## [SOURCE DATA]
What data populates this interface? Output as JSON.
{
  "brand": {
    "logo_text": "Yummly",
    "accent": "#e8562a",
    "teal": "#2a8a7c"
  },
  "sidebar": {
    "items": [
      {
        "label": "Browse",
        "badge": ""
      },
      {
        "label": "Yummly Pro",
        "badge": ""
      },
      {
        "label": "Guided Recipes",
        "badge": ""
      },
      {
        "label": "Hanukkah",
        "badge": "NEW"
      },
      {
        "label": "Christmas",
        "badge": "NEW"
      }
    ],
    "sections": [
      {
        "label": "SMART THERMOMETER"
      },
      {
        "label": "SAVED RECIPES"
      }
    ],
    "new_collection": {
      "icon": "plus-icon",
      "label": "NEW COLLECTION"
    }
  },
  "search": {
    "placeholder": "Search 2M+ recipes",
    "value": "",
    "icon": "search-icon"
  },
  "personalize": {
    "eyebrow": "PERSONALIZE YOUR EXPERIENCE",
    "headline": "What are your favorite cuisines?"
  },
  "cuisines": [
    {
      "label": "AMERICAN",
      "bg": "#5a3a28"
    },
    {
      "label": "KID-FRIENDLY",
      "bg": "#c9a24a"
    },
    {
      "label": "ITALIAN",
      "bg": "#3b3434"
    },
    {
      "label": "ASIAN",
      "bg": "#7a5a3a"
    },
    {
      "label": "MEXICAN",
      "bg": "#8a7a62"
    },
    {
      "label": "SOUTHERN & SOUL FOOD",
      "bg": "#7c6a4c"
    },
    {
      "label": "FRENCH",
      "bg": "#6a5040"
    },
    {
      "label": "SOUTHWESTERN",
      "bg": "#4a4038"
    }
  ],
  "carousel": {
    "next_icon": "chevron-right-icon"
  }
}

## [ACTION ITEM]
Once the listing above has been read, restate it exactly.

## [EXERCISE SOLUTION]
What data populates this interface? Output as JSON.
{
  "brand": {
    "logo_text": "Yummly",
    "accent": "#e8562a",
    "teal": "#2a8a7c"
  },
  "sidebar": {
    "items": [
      {
        "label": "Browse",
        "badge": ""
      },
      {
        "label": "Yummly Pro",
        "badge": ""
      },
      {
        "label": "Guided Recipes",
        "badge": ""
      },
      {
        "label": "Hanukkah",
        "badge": "NEW"
      },
      {
        "label": "Christmas",
        "badge": "NEW"
      }
    ],
    "sections": [
      {
        "label": "SMART THERMOMETER"
      },
      {
        "label": "SAVED RECIPES"
      }
    ],
    "new_collection": {
      "icon": "plus-icon",
      "label": "NEW COLLECTION"
    }
  },
  "search": {
    "placeholder": "Search 2M+ recipes",
    "value": "",
    "icon": "search-icon"
  },
  "personalize": {
    "eyebrow": "PERSONALIZE YOUR EXPERIENCE",
    "headline": "What are your favorite cuisines?"
  },
  "cuisines": [
    {
      "label": "AMERICAN",
      "bg": "#5a3a28"
    },
    {
      "label": "KID-FRIENDLY",
      "bg": "#c9a24a"
    },
    {
      "label": "ITALIAN",
      "bg": "#3b3434"
    },
    {
      "label": "ASIAN",
      "bg": "#7a5a3a"
    },
    {
      "label": "MEXICAN",
      "bg": "#8a7a62"
    },
    {
      "label": "SOUTHERN & SOUL FOOD",
      "bg": "#7c6a4c"
    },
    {
      "label": "FRENCH",
      "bg": "#6a5040"
    },
    {
      "label": "SOUTHWESTERN",
      "bg": "#4a4038"
    }
  ],
  "carousel": {
    "next_icon": "chevron-right-icon"
  }
}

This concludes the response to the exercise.